When Jason left for a church ski trip, she told him to be prepared that she would likely be bald when he came back home. On his return, Jason surprised Sandy by being bald himself.
When it was time to shave her head, Sandy's younger son, Kevin, helped with the clippers. Later, when he was 20 years old, Kevin got his first tattoo — a pink ribbon.
Kevin has been growing his hair out for over a year now. He and Sandy plan to donate it during Breast Cancer Awareness Month.
Throughout her illness, Sandy worked full-time at Home Depot, a job that required her to be on her feet eight hours a day. Co-workers stepped up to the plate, grabbing things for her, chasing people away from her phone, and keeping her phone disinfected since her immunity was low.
By scheduling her chemotherapy on Friday afternoons, Sandy had the weekend to recover. In all, she only missed one day of work for her lumpectomy and two weeks when she had an axillary dissection — a procedure that incises the axilla to identify, examine, or remove lymph nodes. Despite burns from the radiation that caused her to delay treatment a few times, Sandy worked throughout her treatment.
One shower transformed Sandy into an advocate for women facing breast cancer. Today, at 55, Sandy volunteers for the American Cancer Society. As a member of Reach to Recovery, an outreach program that helps people with cancer cope with their diagnosis, Sandy visits women in the confusing early days after diagnosis.
Sandy offers books and information on support groups, and tells her story.“Most of the women I end up visiting are my age or older,” Sandy shared. “They are happy to hear that I’m an 18-year survivor.”
While it’s important to be familiar with your breasts so that you notice changes, self breast exams are not guaranteed to help detect breast cancer and should not replace other breast exams such as a mammography.
“Finding cancers through religious self-exam is not any better than noticing or rolling over in bed or having your lover find the lump,” Dr. Susan Love, MD, MBA, and a founder of the 1990’s breast cancer advocacy movement, told The Atlantic.
However, knowledge of your breasts is critical so that you notice any changes immediately and can discuss them with your doctor.
For Sandy, the self-exams she had performed in the past made her attuned that morning in the shower to the sudden change in her breast.
Her advice to other women is, “Do that self exam.
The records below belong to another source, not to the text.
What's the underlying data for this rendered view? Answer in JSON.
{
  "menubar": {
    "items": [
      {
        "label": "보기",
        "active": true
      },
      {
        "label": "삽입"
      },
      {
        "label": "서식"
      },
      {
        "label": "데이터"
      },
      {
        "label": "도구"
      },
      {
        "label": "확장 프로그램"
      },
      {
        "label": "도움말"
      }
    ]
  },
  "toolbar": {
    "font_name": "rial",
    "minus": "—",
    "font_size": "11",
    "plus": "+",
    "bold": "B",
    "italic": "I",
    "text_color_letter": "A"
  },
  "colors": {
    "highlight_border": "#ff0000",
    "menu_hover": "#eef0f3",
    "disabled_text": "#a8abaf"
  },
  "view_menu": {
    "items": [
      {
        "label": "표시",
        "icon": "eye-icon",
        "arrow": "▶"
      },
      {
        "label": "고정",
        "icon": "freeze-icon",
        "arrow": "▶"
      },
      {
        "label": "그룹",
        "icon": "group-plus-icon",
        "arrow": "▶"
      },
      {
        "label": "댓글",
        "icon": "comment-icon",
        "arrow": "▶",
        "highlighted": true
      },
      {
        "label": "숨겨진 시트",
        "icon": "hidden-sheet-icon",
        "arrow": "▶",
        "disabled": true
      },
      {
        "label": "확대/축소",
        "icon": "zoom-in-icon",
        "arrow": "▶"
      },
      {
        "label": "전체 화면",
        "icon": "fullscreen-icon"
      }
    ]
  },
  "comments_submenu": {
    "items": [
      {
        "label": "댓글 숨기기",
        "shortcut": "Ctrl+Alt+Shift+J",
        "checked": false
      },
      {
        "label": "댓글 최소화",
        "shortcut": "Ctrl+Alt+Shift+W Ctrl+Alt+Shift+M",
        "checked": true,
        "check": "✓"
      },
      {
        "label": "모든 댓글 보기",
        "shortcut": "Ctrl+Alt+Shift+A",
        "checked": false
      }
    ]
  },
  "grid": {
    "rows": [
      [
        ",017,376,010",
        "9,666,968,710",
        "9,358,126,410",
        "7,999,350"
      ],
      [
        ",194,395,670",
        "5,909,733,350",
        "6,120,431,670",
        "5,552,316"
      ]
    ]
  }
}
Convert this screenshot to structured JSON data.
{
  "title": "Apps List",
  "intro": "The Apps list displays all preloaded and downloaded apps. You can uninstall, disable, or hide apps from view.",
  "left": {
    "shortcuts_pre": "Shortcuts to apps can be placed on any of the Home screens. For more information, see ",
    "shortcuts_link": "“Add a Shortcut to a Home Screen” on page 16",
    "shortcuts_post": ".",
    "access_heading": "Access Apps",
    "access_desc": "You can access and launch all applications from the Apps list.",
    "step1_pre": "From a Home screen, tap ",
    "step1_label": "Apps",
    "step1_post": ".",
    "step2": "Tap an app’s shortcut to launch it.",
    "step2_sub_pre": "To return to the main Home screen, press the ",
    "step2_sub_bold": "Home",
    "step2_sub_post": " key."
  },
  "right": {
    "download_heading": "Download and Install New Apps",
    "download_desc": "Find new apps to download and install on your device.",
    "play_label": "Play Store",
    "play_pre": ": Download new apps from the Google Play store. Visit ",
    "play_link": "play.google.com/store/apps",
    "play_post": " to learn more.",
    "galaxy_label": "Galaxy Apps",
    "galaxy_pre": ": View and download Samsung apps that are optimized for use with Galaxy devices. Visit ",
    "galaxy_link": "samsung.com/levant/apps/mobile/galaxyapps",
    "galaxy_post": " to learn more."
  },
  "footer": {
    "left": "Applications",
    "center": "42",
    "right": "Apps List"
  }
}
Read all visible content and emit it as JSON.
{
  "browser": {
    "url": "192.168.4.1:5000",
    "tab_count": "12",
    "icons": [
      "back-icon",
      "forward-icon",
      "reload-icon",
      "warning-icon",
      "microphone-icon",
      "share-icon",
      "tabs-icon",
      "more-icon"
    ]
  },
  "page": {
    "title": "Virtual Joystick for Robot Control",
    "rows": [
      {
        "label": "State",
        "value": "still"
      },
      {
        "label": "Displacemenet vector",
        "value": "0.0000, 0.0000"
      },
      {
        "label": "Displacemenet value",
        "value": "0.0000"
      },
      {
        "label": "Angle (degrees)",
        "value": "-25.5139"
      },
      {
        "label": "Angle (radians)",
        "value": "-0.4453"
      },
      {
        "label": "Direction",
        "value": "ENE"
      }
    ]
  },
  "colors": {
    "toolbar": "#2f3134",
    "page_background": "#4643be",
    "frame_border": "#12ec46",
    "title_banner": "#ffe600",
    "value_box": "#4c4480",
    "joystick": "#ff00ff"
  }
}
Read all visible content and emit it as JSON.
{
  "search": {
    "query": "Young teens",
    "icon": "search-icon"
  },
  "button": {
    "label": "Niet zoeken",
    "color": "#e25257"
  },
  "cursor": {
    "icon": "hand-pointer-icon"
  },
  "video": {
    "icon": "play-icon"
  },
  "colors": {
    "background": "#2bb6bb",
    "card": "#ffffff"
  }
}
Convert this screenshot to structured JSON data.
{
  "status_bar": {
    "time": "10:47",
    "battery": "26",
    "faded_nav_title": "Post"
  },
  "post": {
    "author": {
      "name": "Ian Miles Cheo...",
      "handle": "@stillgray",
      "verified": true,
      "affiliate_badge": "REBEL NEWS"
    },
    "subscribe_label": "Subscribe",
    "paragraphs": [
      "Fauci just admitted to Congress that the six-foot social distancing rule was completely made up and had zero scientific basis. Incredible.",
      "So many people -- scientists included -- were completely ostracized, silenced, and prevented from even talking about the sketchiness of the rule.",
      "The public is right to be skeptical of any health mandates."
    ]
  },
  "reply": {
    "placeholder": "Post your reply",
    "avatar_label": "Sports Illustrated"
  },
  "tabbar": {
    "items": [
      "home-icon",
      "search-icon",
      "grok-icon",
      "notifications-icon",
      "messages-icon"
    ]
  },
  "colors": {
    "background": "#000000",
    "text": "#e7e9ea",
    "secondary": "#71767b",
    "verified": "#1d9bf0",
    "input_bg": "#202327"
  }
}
If you find a lump, react to it immediately.”
Randomized trial of breast self-examination in Shanghai: final results. ncbi.nlm.nih.gov Retrieved October 12, 2015. http://www.ncbi.nlm.nih.gov/pubmed/12359854
You Don't Have to Feel Your Breasts. TheAtlantic.com. Retrieved October 12, 2015. http://www.theatlantic.com/health/archive/2014/10/breast-self-exams-are-meaningless/381834/
SEER Stat Fact Sheets: Breast Cancer. seer.cancer.gov. Retrieved October 12, 2015. http://seer.cancer.gov/statfacts/html/breast.html
Breast cancer survival rates, by stage. Cancer.org. Retrieved October 12, 2015. http://www.cancer.org/cancer/breastcancer/detailedguide/breast-cancer-survival-by-stage
Dr. Susan Love. Drsusanloveresearch.org. Retrieved October 13, 2015. http://www.drsusanloveresearch.org/dr-susan-love
Reviewed October 13, 2015
by Michele Blacksberg RN
Edited by Jody Smith